EXERCISE DATA:
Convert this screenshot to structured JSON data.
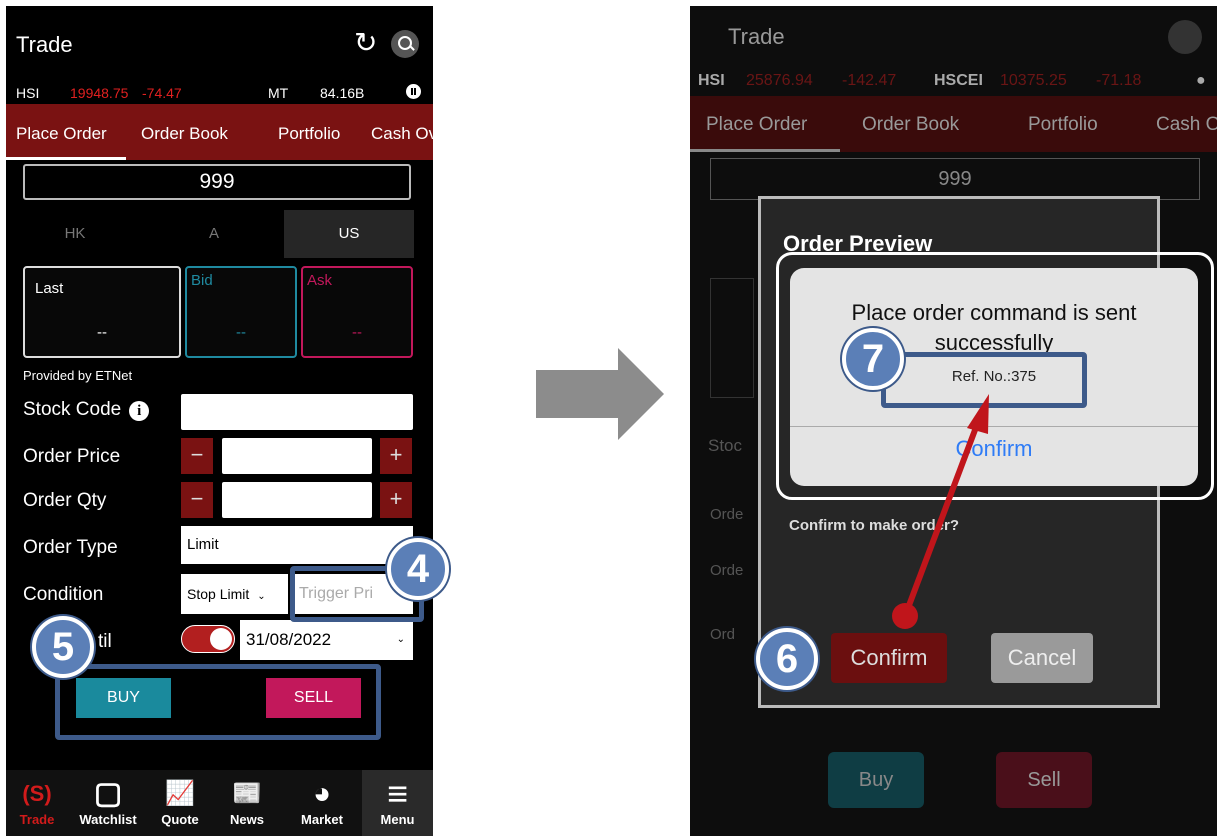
{
  "left": {
    "title": "Trade",
    "ticker": {
      "index": "HSI",
      "value": "19948.75",
      "change": "-74.47",
      "mt_label": "MT",
      "mt_value": "84.16B"
    },
    "tabs": [
      "Place Order",
      "Order Book",
      "Portfolio",
      "Cash Ov"
    ],
    "stock_code_value": "999",
    "markets": [
      "HK",
      "A",
      "US"
    ],
    "quote_boxes": [
      {
        "label": "Last",
        "value": "--"
      },
      {
        "label": "Bid",
        "value": "--"
      },
      {
        "label": "Ask",
        "value": "--"
      }
    ],
    "provided_by": "Provided by ETNet",
    "labels": {
      "stock_code": "Stock Code",
      "order_price": "Order Price",
      "order_qty": "Order Qty",
      "order_type": "Order Type",
      "condition": "Condition",
      "valid_until": "til"
    },
    "order_type_value": "Limit",
    "condition_value": "Stop Limit",
    "trigger_placeholder": "Trigger Pri",
    "date_value": "31/08/2022",
    "buy_label": "BUY",
    "sell_label": "SELL",
    "nav": [
      {
        "icon": "(S)",
        "label": "Trade"
      },
      {
        "icon": "▢",
        "label": "Watchlist"
      },
      {
        "icon": "📈",
        "label": "Quote"
      },
      {
        "icon": "📰",
        "label": "News"
      },
      {
        "icon": "◕",
        "label": "Market"
      },
      {
        "icon": "≡",
        "label": "Menu"
      }
    ]
  },
  "right": {
    "title": "Trade",
    "ticker": {
      "index1": "HSI",
      "value1": "25876.94",
      "change1": "-142.47",
      "index2": "HSCEI",
      "value2": "10375.25",
      "change2": "-71.18"
    },
    "tabs": [
      "Place Order",
      "Order Book",
      "Portfolio",
      "Cash O"
    ],
    "stock_code_value": "999",
    "modal_title": "Order Preview",
    "confirm_question": "Confirm to make order?",
    "confirm_label": "Confirm",
    "cancel_label": "Cancel",
    "alert": {
      "message": "Place order command is sent successfully",
      "ref": "Ref. No.:375",
      "confirm": "Confirm"
    },
    "buy_label": "Buy",
    "sell_label": "Sell"
  },
  "callouts": [
    "4",
    "5",
    "6",
    "7"
  ],
  "colors": {
    "accent": "#7a1212",
    "callout": "#5b7fb7",
    "arrow": "#c0151b",
    "ios_blue": "#2f7cf6"
  }
}
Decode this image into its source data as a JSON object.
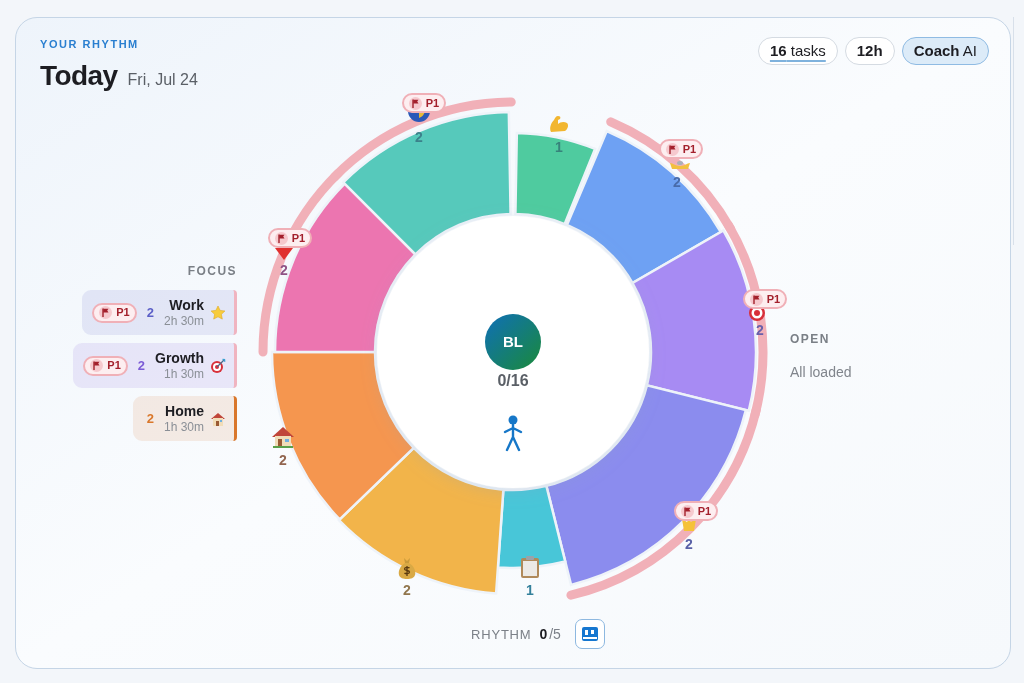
{
  "header": {
    "eyebrow": "YOUR RHYTHM",
    "title": "Today",
    "date": "Fri, Jul 24"
  },
  "chips": [
    {
      "text": "**16** tasks",
      "underlined": true,
      "selected": false
    },
    {
      "text": "**12h**",
      "underlined": false,
      "selected": false
    },
    {
      "text": "**Coach** AI",
      "underlined": false,
      "selected": true
    }
  ],
  "focus": {
    "title": "FOCUS",
    "items": [
      {
        "badge": "P1",
        "count": "2",
        "name": "Work",
        "duration": "2h 30m",
        "color": "#5b5fc7"
      },
      {
        "badge": "P1",
        "count": "2",
        "name": "Growth",
        "duration": "1h 30m",
        "color": "#7c5cd6"
      },
      {
        "count": "2",
        "name": "Home",
        "duration": "1h 30m",
        "color": "#d9772b"
      }
    ]
  },
  "ring": {
    "avatar": "BL",
    "progress": "0/16",
    "segments": [
      {
        "count": "1",
        "color": "#4fcb9f"
      },
      {
        "count": "2",
        "color": "#6ea1f3",
        "badge": "P1"
      },
      {
        "count": "2",
        "color": "#a78bf3",
        "badge": "P1"
      },
      {
        "count": "2",
        "color": "#8b8cee",
        "badge": "P1"
      },
      {
        "count": "1",
        "color": "#48c6d8"
      },
      {
        "count": "2",
        "color": "#f2b44a"
      },
      {
        "count": "2",
        "color": "#f5964f"
      },
      {
        "count": "2",
        "color": "#ec75b0",
        "badge": "P1"
      },
      {
        "count": "2",
        "color": "#56c9bb",
        "badge": "P1"
      }
    ]
  },
  "open": {
    "title": "OPEN",
    "status": "All loaded"
  },
  "rhythm": {
    "label": "RHYTHM",
    "done": "0",
    "total": "/5"
  }
}
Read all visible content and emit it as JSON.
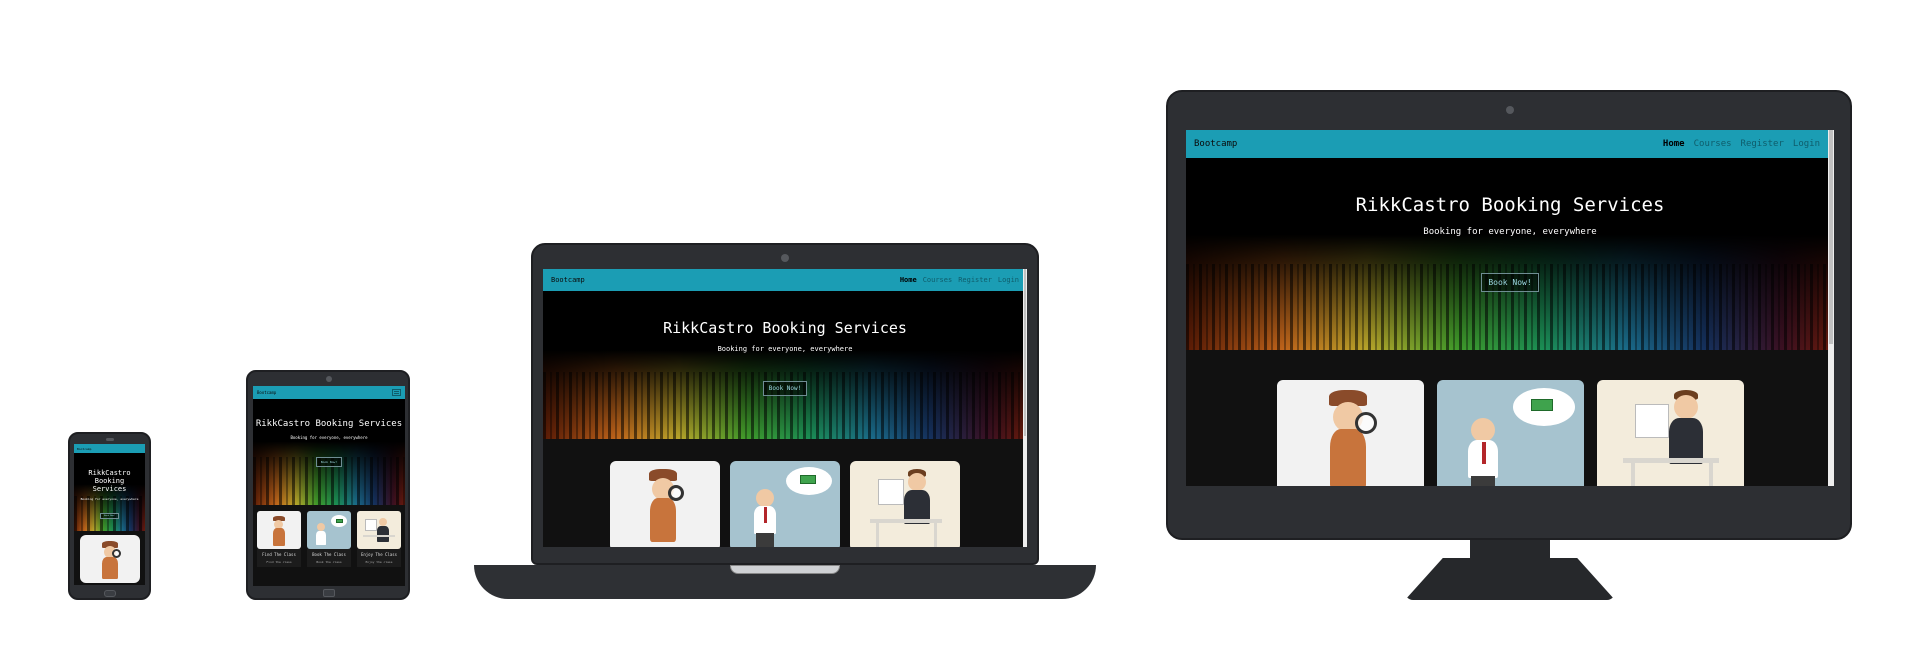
{
  "site": {
    "brand": "Bootcamp",
    "nav": [
      "Home",
      "Courses",
      "Register",
      "Login"
    ],
    "active_nav": "Home",
    "hero_title": "RikkCastro Booking Services",
    "hero_subtitle": "Booking for everyone, everywhere",
    "cta": "Book Now!",
    "cards": [
      {
        "caption": "Find The Class",
        "text": "Find the class"
      },
      {
        "caption": "Book The Class",
        "text": "Book the class"
      },
      {
        "caption": "Enjoy The Class",
        "text": "Enjoy the class"
      }
    ]
  },
  "colors": {
    "navbar": "#1b9db4",
    "device_shell": "#2d2f33",
    "page_bg": "#ffffff",
    "hero_bg": "#000000"
  },
  "icons": [
    "detective-illustration",
    "businessman-thinking-money-illustration",
    "businessman-desk-illustration",
    "hamburger-menu-icon",
    "webcam-icon"
  ]
}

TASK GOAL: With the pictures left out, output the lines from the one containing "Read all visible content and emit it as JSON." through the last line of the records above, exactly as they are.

SOLUTION:
Read all visible content and emit it as JSON.
{
  "site": {
    "brand": "Bootcamp",
    "nav": [
      "Home",
      "Courses",
      "Register",
      "Login"
    ],
    "active_nav": "Home",
    "hero_title": "RikkCastro Booking Services",
    "hero_subtitle": "Booking for everyone, everywhere",
    "cta": "Book Now!",
    "cards": [
      {
        "caption": "Find The Class",
        "text": "Find the class"
      },
      {
        "caption": "Book The Class",
        "text": "Book the class"
      },
      {
        "caption": "Enjoy The Class",
        "text": "Enjoy the class"
      }
    ]
  },
  "colors": {
    "navbar": "#1b9db4",
    "device_shell": "#2d2f33",
    "page_bg": "#ffffff",
    "hero_bg": "#000000"
  },
  "icons": [
    "detective-illustration",
    "businessman-thinking-money-illustration",
    "businessman-desk-illustration",
    "hamburger-menu-icon",
    "webcam-icon"
  ]
}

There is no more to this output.